Tom

The Dog Trainer
10 Year Member!
Platinum Tortoise Club
Joined
Jan 9, 2010
Messages
53,769
Location (City and/or State)
Southern California
The birds here in Maryland have ME trained to provide them breakfast, cracked corn, millet, sunflower seeds and fresh water, especially when it’s below freezing.
As I read your post, I had a funny thought. I've not trained my bird to perform. My bird has trained me to perform.

She sits on a high perch of her choosing while her human dances around in the bushes below doing her bidding. At most she gives a look of disdain as if to say: "Hurry up human. I'm tiring of your lack of performance." No reward for me. No tid bit. My reward is getting to observe her doing what she does. And then I get to drive her home and return her to her place of shelter from the elements and predators with a full belly.
 

ascott
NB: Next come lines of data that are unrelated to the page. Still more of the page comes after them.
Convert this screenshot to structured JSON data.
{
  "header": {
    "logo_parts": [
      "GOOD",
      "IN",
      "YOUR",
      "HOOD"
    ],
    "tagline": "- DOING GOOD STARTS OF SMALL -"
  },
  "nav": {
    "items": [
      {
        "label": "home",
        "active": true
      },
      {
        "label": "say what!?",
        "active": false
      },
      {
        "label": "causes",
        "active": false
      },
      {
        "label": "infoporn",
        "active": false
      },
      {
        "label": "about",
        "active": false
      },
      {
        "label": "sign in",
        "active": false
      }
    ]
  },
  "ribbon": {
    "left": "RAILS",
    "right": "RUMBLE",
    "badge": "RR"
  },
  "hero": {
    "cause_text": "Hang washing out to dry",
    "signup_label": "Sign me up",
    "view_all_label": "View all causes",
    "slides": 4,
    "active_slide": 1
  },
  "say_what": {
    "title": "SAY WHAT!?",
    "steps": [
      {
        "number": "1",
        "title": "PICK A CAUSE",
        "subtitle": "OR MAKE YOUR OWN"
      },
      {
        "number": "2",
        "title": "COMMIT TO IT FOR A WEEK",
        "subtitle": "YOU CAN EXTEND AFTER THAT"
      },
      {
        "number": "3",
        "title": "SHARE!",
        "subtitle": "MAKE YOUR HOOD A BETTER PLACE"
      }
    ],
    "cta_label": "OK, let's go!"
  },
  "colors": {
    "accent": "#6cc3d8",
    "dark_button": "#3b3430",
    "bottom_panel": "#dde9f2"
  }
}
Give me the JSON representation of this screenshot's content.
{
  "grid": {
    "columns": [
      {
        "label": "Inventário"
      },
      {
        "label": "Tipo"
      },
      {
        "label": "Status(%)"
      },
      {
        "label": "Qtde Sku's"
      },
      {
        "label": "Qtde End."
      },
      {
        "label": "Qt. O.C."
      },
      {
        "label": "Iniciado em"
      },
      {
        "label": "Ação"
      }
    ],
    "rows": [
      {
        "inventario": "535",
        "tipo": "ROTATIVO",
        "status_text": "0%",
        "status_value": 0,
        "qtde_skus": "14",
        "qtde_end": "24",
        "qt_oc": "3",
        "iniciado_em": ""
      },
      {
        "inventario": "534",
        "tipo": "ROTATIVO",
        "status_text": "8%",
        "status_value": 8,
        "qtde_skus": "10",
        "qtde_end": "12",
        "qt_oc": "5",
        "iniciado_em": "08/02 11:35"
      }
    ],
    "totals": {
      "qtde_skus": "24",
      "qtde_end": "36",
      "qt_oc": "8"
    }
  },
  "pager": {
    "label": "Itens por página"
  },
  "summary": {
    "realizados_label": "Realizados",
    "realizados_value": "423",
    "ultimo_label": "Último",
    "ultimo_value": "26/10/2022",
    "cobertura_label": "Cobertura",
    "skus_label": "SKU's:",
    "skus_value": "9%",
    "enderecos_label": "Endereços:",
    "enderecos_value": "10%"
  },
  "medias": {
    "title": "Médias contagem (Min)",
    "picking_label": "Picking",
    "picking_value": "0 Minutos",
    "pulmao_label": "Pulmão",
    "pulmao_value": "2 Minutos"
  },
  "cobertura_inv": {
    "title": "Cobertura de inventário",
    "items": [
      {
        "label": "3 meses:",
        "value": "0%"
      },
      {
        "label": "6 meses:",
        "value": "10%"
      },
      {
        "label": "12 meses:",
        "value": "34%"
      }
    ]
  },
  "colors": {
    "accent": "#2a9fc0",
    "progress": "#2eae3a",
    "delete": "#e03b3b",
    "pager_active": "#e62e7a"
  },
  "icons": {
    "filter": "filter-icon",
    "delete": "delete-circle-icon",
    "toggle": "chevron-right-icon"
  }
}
Well-Known Member
5 Year Member
Joined
Apr 10, 2011
Messages
16,147
Location (City and/or State)
Apple Valley, California
They aren't being trained to perform. They are simply tamed down to lessen their natural life-preserving fear of a given human or humans, and then shown that paying attention to a human will give them more opportunities at game. What they do in the field is exactly what they would do if a human wasn't there. Having a human to make the rabbits bolt simply helps them do what they do. Choosing to cooperate with a human gives them a benefit in the form of more chances at game. The make the choice daily to stick around or fly away forever.

And to answer your question, yes, many wild birds and other animals, figure this out all on their own and make the choice to associate with humans. This is how we got dogs. Ever feed the raccoons or squirrels? Hummingbird or songbird feeders? Sea lion ever come up to your boat and beg? Ravens? Even reptiles will do this. My aunt and uncle had a place in Yucca Valley and they used to send me pics of a chuckwalla and a desert tortoise that would regularly come to visit them and hang around hoping for some food. In my falconry thread I related the story of the little male redtail that was following me around the fields and stooping on the game I was stirring up. That was certainly his choice. He could have chosen to fly away from the human. Instead he chose to fly to the human and follow me because he had learned all on his own that there was a benefit to him for following me.

This is exactly what I mean Tom. Remove the human and the animal would do what an animal does without the human. Remove the human and the hangers that also come with the human also is removed.

Don't get me wrong. As with the wolf tailing humans for food...if the human was not there the animal would have done just as it was designed to do. We humans do not offer a new thing...we just make it easier...in exchange for the animal doing it themselves....as they are designed to do.

Also, yes, I have fed a few wild animals in my day...after all I do live in the desert. Prime example Tom. Where I live, my property was directly in the path of wild Quail. they would show up each year and do what they do. I thought hum, there has not been much rain lately and therefore there is not the same wild plants growing, offering seeds and in turn bugs and such. I thought well, I will offer up a watering hole and toss some seed out for them. Within 3 years not one Quail passes through the yard but the more prolific Pigeon has instead taken up residence...a Quail is a much less aggressive animal and in turn I have created a false environment (not on purpose mind you) by offering water and food....a Quail is a much more resilient bird than the Pigeon....and had I not intervened and tried to make things "easier" for the Quail...the Pigeon would never have found an easy meal here and would not have taken up residence....period.

All my point is, is that we humans can make things easier by all means....but easier is not always the best answer...you know what I mean. I am not trying to say what I am saying the right, nor wrong thing....but I do give props to the "wild" for leaving it alone....so as much as I can and at as many times I am presented with the opportunity support the wild way..I will. That's all :)
 
Top